──────── DATASET EXTRACT ────────

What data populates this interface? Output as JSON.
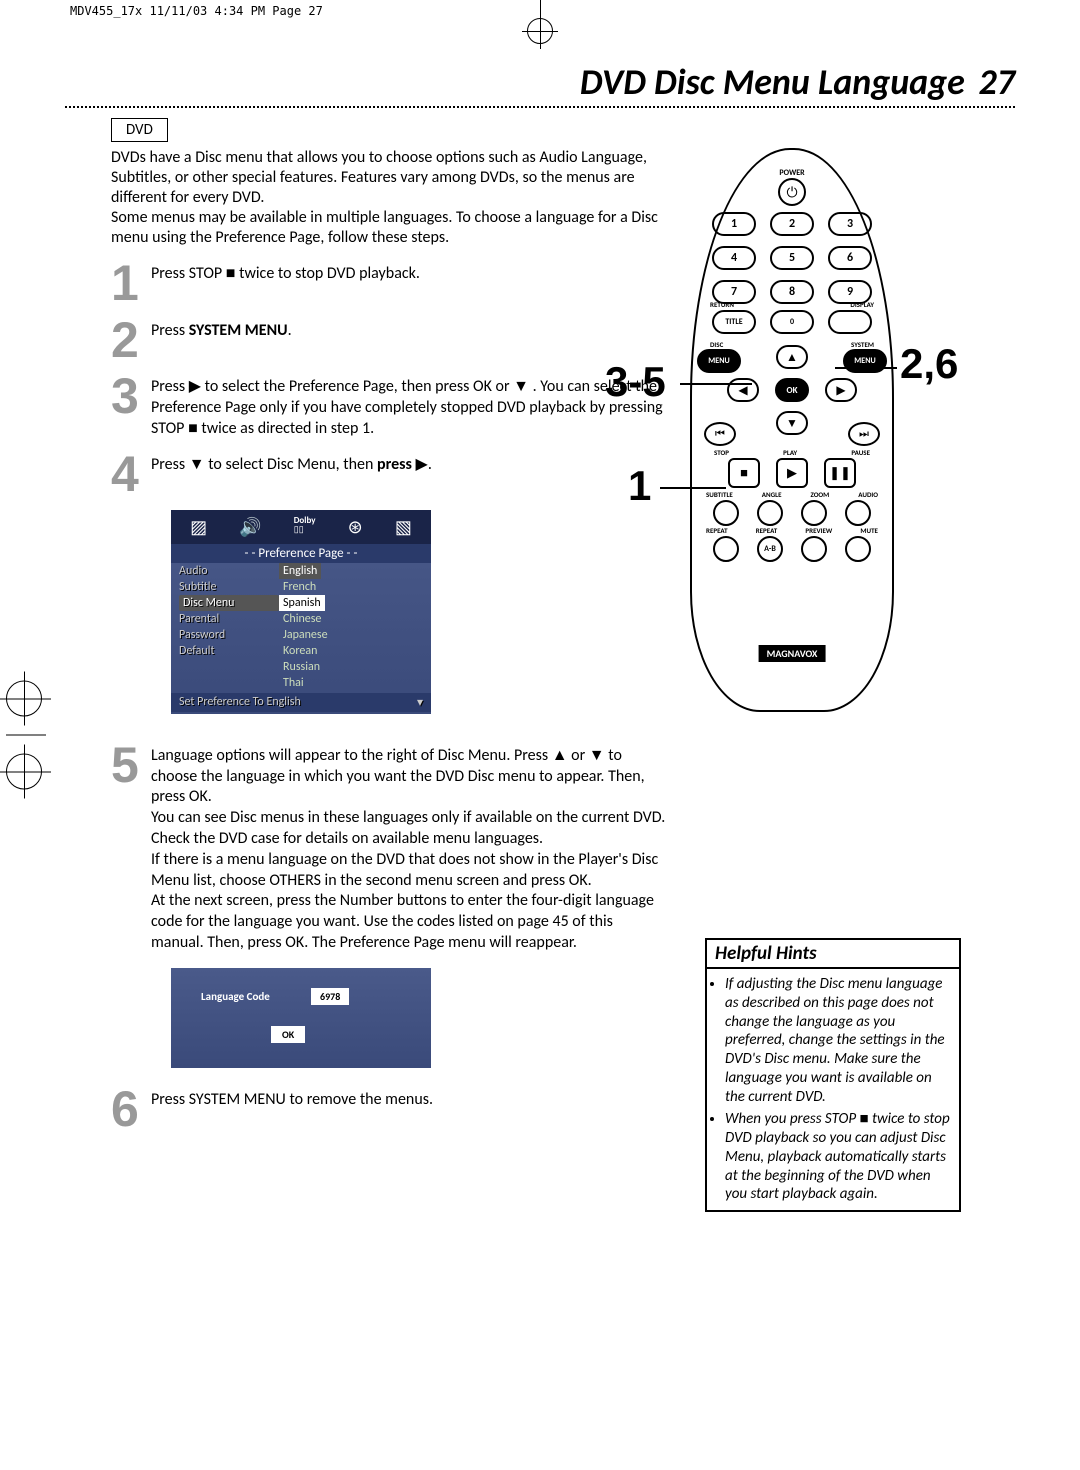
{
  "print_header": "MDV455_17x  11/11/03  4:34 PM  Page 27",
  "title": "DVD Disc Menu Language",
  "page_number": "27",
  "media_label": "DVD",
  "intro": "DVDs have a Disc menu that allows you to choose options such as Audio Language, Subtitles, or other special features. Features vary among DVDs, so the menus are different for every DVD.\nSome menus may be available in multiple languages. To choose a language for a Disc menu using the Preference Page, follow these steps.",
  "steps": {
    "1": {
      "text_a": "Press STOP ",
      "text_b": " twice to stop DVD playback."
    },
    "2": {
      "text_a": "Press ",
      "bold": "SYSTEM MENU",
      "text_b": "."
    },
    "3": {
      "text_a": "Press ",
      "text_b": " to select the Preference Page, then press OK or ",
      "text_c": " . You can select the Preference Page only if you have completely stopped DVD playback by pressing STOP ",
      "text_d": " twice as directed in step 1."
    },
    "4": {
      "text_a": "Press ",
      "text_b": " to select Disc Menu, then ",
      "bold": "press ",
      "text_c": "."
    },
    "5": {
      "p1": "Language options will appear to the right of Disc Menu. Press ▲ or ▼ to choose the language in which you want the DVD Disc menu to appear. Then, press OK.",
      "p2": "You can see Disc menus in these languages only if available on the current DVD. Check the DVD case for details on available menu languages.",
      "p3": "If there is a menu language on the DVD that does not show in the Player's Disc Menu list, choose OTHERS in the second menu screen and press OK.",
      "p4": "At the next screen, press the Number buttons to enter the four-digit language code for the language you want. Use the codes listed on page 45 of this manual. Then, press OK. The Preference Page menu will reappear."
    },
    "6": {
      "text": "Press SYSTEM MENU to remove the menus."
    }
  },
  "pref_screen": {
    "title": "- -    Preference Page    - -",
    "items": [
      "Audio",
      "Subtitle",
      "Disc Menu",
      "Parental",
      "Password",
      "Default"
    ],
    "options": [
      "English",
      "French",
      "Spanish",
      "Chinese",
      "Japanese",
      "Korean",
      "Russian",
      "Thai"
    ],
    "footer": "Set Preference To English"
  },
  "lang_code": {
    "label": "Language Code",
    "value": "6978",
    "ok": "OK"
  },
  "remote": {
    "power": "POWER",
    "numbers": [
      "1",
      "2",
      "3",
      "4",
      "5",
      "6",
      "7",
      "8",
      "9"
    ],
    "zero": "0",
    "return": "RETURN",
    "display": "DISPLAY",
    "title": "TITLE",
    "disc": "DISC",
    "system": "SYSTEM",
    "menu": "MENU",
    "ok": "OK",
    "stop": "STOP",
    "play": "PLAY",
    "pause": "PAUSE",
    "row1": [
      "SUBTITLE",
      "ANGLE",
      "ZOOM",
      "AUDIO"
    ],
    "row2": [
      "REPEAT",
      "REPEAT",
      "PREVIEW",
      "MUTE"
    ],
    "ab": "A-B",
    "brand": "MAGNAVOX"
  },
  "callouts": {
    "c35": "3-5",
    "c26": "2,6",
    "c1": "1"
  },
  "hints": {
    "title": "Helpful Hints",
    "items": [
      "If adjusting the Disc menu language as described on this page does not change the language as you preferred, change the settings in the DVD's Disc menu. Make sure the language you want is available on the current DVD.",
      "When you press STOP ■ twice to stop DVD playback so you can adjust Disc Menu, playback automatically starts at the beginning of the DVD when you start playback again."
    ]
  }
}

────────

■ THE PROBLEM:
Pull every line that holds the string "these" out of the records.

■ SOLVED EXERCISE:
  "intro": "DVDs have a Disc menu that allows you to choose options such as Audio Language, Subtitles, or other special features. Features vary among DVDs, so the menus are different for every DVD.\nSome menus may be available in multiple languages. To choose a language for a Disc menu using the Preference Page, follow these steps.",
      "p2": "You can see Disc menus in these languages only if available on the current DVD. Check the DVD case for details on available menu languages.",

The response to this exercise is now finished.